The HOPE Project is an SU initiative through which the institution uses its knowledge and research to find sustainable solutions to some of South Africa and Africa’s greatest challenges. Sustainability forms a core element of this initiative.

According to Smith, indigineous trees were sponsored by nurseries in the various towns they visited and planted with the help of the youth and communities in the respective communities. “The communities welcomed us with open arms and were eager to help us with the project,” Smit said.

Ten athletes covered the daily route between towns on a relay basis. The group started on 1 July in Pongola in KwaZulu-Natal, ran West and stopped in among others Vryheid and Newcastle after which they went to the Free State and stopped in Senekal and Bloemfontein. They followed a route to Kimberley in the Northern Cape and ended up in Calvinia on 19 July where the tour came to an end. A total distance of 1900km was covered, with every athlete doing about 11km a day.

“We’ve had a successful tour. It was a wonderful privilege for us to spread, together with the HOPE Project , the social and sustainable initiatives in the various communities of our country. It was also a wonderful opportunity to show our Matie identity and give back to SU.  The University has supported us tremendously and we are very grateful, honoured and proud to be Maties,” Smit said.

The group had a warm welcome in Petrusburg in the Free State.

Dr Leslie van Rooi, Head of the Frederik Van Zyl Slabbert Institute for Student Leadership Development (FVZS Institute), one of the initiatives of the HOPE Project, said this group shows that students can be involved and convey the key message of the HOPE Project in small, but remarkable ways.

“Their pride and passion for their university and our strategic goals stand out. One of the core activities of the FVZS Institute is to let students think and do and therefore develop and that is exactly what happened here. Students inspire me and my colleagues at the FVZS Institute on a daily basis and this group is proof that we could confidently support and further build on the initiatives of our students,” Dr Van Rooi added.

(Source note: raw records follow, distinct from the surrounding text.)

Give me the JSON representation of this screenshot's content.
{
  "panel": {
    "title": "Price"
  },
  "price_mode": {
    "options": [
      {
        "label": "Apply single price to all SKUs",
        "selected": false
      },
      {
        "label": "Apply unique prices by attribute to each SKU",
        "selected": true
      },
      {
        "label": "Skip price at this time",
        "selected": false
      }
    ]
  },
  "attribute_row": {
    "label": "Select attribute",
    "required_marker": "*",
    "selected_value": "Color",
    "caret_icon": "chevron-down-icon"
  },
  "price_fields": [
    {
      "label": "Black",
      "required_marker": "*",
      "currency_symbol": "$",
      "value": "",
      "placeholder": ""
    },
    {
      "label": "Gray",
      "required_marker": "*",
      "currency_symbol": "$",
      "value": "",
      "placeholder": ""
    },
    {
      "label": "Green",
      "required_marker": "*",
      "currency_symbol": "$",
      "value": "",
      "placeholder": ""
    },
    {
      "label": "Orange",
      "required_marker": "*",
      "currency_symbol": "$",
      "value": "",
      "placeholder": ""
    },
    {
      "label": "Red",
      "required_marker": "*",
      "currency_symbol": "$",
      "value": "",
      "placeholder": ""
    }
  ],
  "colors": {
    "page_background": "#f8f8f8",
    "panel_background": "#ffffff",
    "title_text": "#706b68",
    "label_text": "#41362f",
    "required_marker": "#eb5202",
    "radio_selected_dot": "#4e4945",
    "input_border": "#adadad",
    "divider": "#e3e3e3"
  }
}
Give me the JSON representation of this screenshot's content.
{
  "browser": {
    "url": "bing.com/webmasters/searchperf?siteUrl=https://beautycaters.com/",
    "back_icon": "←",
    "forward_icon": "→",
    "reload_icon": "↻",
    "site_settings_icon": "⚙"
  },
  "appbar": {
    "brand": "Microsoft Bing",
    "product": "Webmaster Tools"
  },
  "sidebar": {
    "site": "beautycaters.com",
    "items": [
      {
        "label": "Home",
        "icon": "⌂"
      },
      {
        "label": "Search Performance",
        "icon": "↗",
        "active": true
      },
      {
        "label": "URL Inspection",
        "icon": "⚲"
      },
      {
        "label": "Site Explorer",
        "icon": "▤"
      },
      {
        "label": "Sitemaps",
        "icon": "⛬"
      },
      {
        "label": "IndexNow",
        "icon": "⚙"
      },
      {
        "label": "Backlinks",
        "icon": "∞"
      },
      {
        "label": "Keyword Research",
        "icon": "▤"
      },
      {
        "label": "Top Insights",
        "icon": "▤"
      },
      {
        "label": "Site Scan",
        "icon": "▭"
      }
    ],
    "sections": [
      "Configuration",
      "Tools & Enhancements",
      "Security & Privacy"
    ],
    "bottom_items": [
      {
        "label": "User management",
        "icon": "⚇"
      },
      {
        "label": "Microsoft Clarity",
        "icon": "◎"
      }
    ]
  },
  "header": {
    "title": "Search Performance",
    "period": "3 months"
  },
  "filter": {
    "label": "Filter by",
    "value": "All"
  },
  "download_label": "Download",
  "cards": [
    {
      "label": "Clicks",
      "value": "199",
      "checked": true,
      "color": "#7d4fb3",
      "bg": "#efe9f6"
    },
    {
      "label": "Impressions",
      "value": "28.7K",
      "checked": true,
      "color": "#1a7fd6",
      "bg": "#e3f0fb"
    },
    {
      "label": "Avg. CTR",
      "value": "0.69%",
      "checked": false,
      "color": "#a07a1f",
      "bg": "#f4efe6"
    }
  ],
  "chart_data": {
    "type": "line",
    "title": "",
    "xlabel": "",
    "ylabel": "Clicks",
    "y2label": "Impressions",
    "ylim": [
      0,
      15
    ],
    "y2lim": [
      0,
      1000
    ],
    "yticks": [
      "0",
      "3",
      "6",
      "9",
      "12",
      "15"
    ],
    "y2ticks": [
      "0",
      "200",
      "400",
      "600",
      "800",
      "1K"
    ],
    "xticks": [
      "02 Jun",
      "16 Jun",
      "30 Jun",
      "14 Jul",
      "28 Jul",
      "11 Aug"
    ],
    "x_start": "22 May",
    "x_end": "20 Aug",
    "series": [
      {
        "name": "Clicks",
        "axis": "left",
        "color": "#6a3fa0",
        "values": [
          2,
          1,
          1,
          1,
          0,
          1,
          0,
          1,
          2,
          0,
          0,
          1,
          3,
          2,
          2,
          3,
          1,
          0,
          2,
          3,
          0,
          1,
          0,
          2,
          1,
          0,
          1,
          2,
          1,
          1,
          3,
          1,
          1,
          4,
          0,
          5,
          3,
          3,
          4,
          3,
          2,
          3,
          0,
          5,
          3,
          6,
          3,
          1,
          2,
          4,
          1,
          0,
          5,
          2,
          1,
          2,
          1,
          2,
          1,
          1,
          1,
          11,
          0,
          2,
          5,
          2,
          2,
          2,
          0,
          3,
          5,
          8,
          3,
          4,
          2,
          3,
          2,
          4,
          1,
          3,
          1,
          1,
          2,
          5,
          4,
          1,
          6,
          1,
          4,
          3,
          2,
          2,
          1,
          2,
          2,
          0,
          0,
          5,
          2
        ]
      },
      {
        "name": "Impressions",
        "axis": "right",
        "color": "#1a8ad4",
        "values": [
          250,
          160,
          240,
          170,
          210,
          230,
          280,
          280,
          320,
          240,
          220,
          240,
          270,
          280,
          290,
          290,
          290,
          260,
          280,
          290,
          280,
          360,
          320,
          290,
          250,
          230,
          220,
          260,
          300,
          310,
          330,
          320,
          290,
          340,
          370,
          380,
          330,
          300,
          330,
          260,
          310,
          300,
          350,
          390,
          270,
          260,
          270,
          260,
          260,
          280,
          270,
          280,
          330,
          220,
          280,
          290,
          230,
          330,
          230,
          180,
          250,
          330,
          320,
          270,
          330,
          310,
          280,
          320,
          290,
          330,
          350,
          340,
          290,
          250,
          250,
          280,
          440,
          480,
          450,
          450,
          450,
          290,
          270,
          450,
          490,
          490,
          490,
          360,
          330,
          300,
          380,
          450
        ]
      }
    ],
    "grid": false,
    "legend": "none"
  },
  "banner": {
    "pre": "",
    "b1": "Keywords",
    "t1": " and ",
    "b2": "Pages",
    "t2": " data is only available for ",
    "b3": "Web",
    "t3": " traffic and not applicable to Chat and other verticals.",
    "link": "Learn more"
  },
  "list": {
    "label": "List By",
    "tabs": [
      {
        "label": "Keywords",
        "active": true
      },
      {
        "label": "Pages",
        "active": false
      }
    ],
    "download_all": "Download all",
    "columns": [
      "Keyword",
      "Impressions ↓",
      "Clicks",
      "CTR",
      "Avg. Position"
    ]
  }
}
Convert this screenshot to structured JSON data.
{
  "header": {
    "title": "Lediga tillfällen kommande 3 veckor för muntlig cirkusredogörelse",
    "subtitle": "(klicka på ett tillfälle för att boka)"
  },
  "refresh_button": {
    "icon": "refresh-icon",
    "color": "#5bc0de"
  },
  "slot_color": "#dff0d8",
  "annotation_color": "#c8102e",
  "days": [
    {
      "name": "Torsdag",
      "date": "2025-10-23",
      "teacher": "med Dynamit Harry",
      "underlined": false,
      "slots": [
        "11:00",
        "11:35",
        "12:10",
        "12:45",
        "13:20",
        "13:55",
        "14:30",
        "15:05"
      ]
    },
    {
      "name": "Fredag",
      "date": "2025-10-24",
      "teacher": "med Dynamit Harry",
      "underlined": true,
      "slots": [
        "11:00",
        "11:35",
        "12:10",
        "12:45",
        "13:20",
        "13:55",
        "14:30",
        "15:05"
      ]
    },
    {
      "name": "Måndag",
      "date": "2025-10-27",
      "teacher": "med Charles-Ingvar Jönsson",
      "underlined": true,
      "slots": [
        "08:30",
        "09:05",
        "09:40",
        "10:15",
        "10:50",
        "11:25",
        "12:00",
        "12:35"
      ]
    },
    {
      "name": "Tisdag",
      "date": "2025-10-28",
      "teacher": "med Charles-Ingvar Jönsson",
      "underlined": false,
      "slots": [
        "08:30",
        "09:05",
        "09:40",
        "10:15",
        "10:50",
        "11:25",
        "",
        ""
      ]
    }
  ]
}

According to Smith, new team leaders will be elected soon and they’ll immediately start planning next year’s tour route. “I’m confident that they will make sure that there are more people involved in this initiative in order to make an even bigger difference.”